Exposed ductwork is on the rise as a design element — and as an energy-efficient solution. Those considering vaulted ceilings or increasing head room in their home will need to consider what’s hidden above. Savvy designers know how to make a simple, utilitarian feature pack a major design punch.
Sunstate Mechanical Contractors, Inc. can work seamlessly with your designer and approach older homes with renewed visions to improve energy efficiency as well as aesthetically pleasing designs.
Playing with size, shape, color and angles allows exposed systems to work in almost any space.
Especially in Tampa, where temperatures exceed 100 degrees, installing ductwork on roofs and piping cool air through the oven-like temperatures doesn’t make sense in terms of energy efficiency.
“You put the ducts in the envelope of the house, and it helps it keep cool,” Designer Cavin Costello says. “It’s more efficient. You don’t even have to add insulation on top of them. It cuts down on cost that way, too.”
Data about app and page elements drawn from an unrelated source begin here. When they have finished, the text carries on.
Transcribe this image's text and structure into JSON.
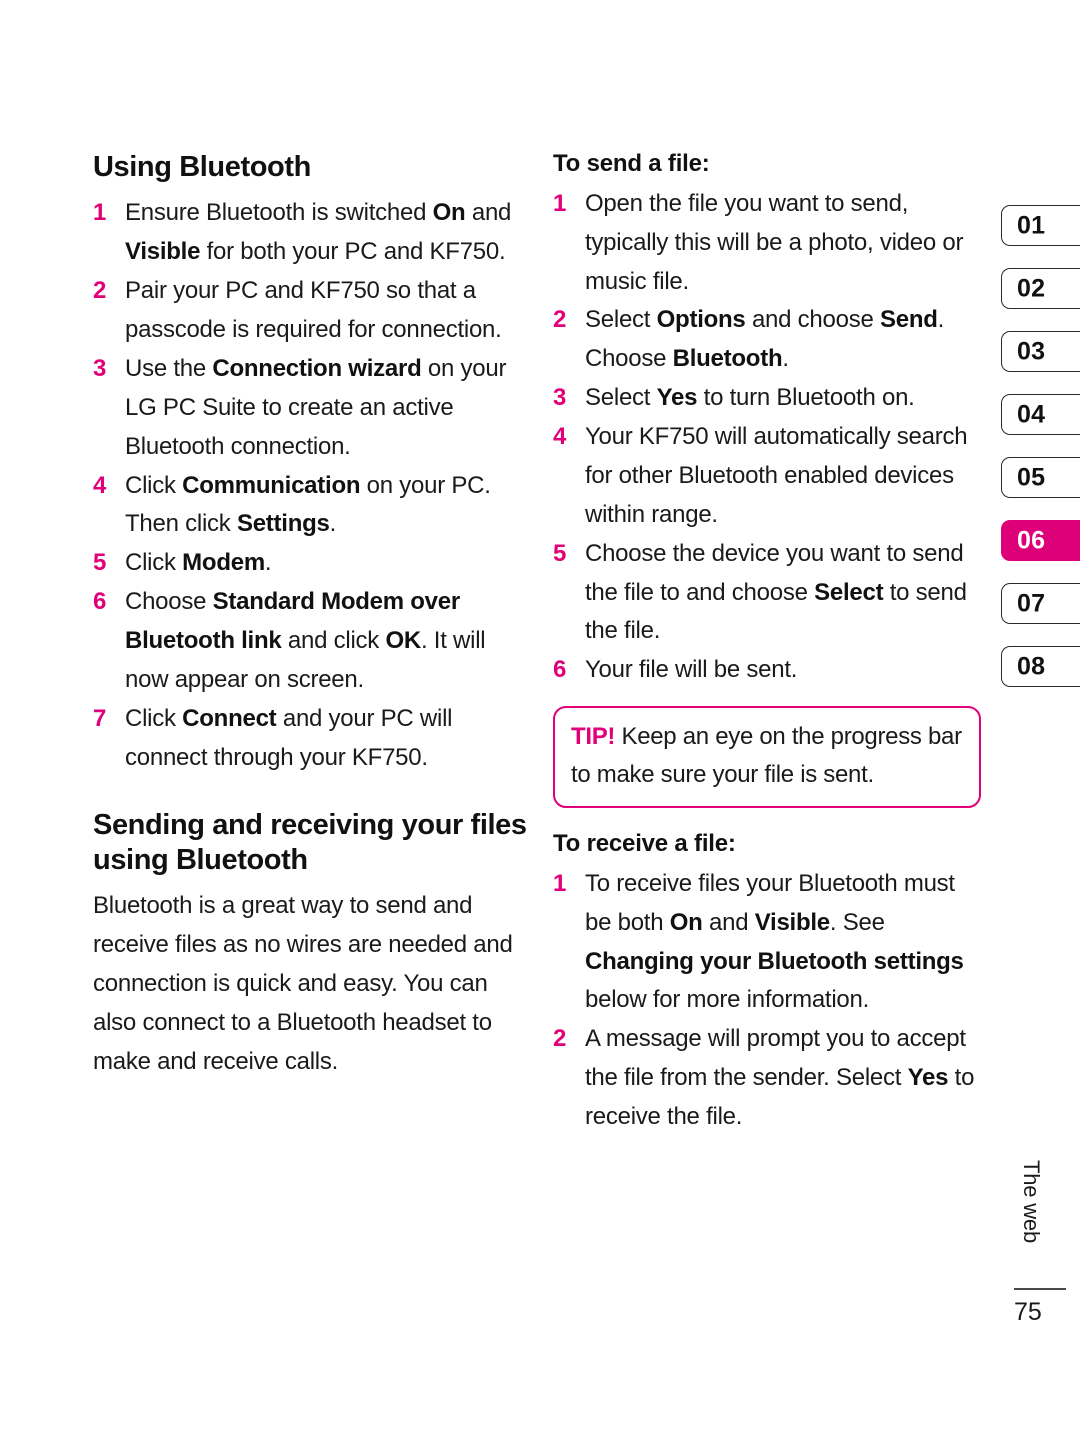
{
  "document": {
    "page_number": "75",
    "chapter_label": "The web",
    "accent_color": "#E2007A",
    "active_tab_color": "#DD0079"
  },
  "left_column": {
    "heading": "Using Bluetooth",
    "steps": [
      {
        "num": "1",
        "parts": [
          {
            "t": "Ensure Bluetooth is switched ",
            "b": false
          },
          {
            "t": "On",
            "b": true
          },
          {
            "t": " and ",
            "b": false
          },
          {
            "t": "Visible",
            "b": true
          },
          {
            "t": " for both your PC and KF750.",
            "b": false
          }
        ]
      },
      {
        "num": "2",
        "parts": [
          {
            "t": "Pair your PC and KF750 so that a passcode is required for connection.",
            "b": false
          }
        ]
      },
      {
        "num": "3",
        "parts": [
          {
            "t": "Use the ",
            "b": false
          },
          {
            "t": "Connection wizard",
            "b": true
          },
          {
            "t": " on your LG PC Suite to create an active Bluetooth connection.",
            "b": false
          }
        ]
      },
      {
        "num": "4",
        "parts": [
          {
            "t": "Click ",
            "b": false
          },
          {
            "t": "Communication",
            "b": true
          },
          {
            "t": " on your PC. Then click ",
            "b": false
          },
          {
            "t": "Settings",
            "b": true
          },
          {
            "t": ".",
            "b": false
          }
        ]
      },
      {
        "num": "5",
        "parts": [
          {
            "t": "Click ",
            "b": false
          },
          {
            "t": "Modem",
            "b": true
          },
          {
            "t": ".",
            "b": false
          }
        ]
      },
      {
        "num": "6",
        "parts": [
          {
            "t": "Choose ",
            "b": false
          },
          {
            "t": "Standard Modem over Bluetooth link",
            "b": true
          },
          {
            "t": " and click ",
            "b": false
          },
          {
            "t": "OK",
            "b": true
          },
          {
            "t": ". It will now appear on screen.",
            "b": false
          }
        ]
      },
      {
        "num": "7",
        "parts": [
          {
            "t": "Click ",
            "b": false
          },
          {
            "t": "Connect",
            "b": true
          },
          {
            "t": " and your PC will connect through your KF750.",
            "b": false
          }
        ]
      }
    ],
    "heading2": "Sending and receiving your files using Bluetooth",
    "paragraph": "Bluetooth is a great way to send and receive files as no wires are needed and connection is quick and easy. You can also connect to a Bluetooth headset to make and receive calls."
  },
  "right_column": {
    "send_heading": "To send a file:",
    "send_steps": [
      {
        "num": "1",
        "parts": [
          {
            "t": "Open the file you want to send, typically this will be a photo, video or music file.",
            "b": false
          }
        ]
      },
      {
        "num": "2",
        "parts": [
          {
            "t": "Select ",
            "b": false
          },
          {
            "t": "Options",
            "b": true
          },
          {
            "t": " and choose ",
            "b": false
          },
          {
            "t": "Send",
            "b": true
          },
          {
            "t": ". Choose ",
            "b": false
          },
          {
            "t": "Bluetooth",
            "b": true
          },
          {
            "t": ".",
            "b": false
          }
        ]
      },
      {
        "num": "3",
        "parts": [
          {
            "t": "Select ",
            "b": false
          },
          {
            "t": "Yes",
            "b": true
          },
          {
            "t": " to turn Bluetooth on.",
            "b": false
          }
        ]
      },
      {
        "num": "4",
        "parts": [
          {
            "t": "Your KF750 will automatically search for other Bluetooth enabled devices within range.",
            "b": false
          }
        ]
      },
      {
        "num": "5",
        "parts": [
          {
            "t": "Choose the device you want to send the file to and choose ",
            "b": false
          },
          {
            "t": "Select",
            "b": true
          },
          {
            "t": " to send the file.",
            "b": false
          }
        ]
      },
      {
        "num": "6",
        "parts": [
          {
            "t": "Your file will be sent.",
            "b": false
          }
        ]
      }
    ],
    "tip": {
      "label": "TIP!",
      "text": " Keep an eye on the progress bar to make sure your file is sent."
    },
    "receive_heading": "To receive a file:",
    "receive_steps": [
      {
        "num": "1",
        "parts": [
          {
            "t": "To receive files your Bluetooth must be both ",
            "b": false
          },
          {
            "t": "On",
            "b": true
          },
          {
            "t": " and ",
            "b": false
          },
          {
            "t": "Visible",
            "b": true
          },
          {
            "t": ". See ",
            "b": false
          },
          {
            "t": "Changing your Bluetooth settings",
            "b": true
          },
          {
            "t": " below for more information.",
            "b": false
          }
        ]
      },
      {
        "num": "2",
        "parts": [
          {
            "t": "A message will prompt you to accept the file from the sender. Select ",
            "b": false
          },
          {
            "t": "Yes",
            "b": true
          },
          {
            "t": " to receive the file.",
            "b": false
          }
        ]
      }
    ]
  },
  "tab_rail": {
    "tabs": [
      {
        "label": "01",
        "active": false
      },
      {
        "label": "02",
        "active": false
      },
      {
        "label": "03",
        "active": false
      },
      {
        "label": "04",
        "active": false
      },
      {
        "label": "05",
        "active": false
      },
      {
        "label": "06",
        "active": true
      },
      {
        "label": "07",
        "active": false
      },
      {
        "label": "08",
        "active": false
      }
    ]
  }
}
To lower costs in another project, Costello went with an off-the-shelf-type duct. To make it unique, he split the system into two smaller ducts rather than having one large one.
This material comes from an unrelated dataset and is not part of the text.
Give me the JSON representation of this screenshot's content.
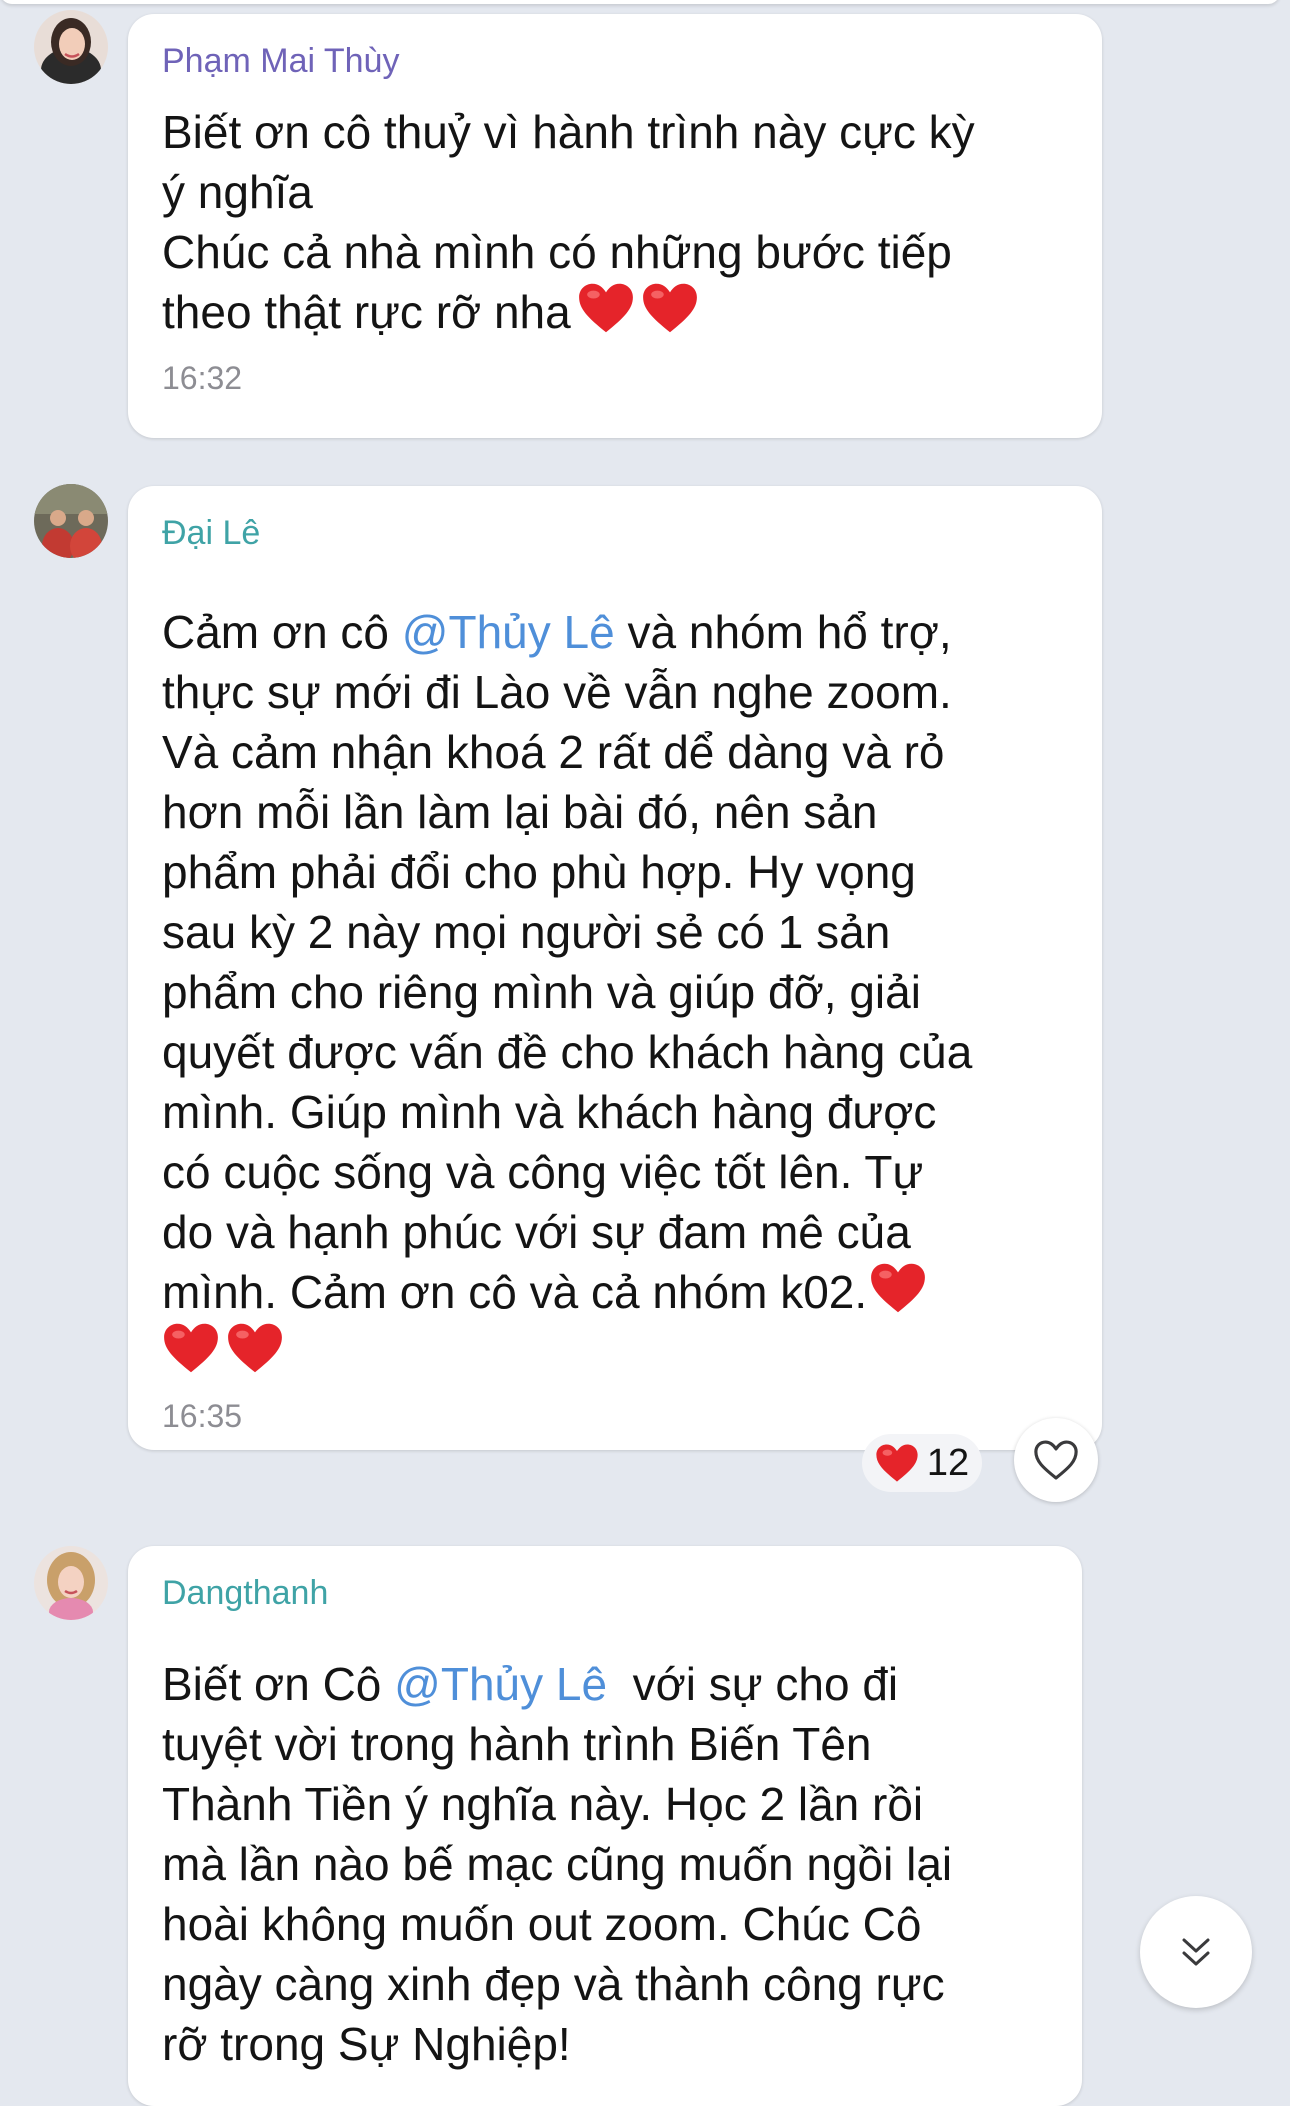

More ideas more about remodeling or new construction with open ductwork, can be found in this story: HVAC Exposed! Ideas for Daring Ductwork.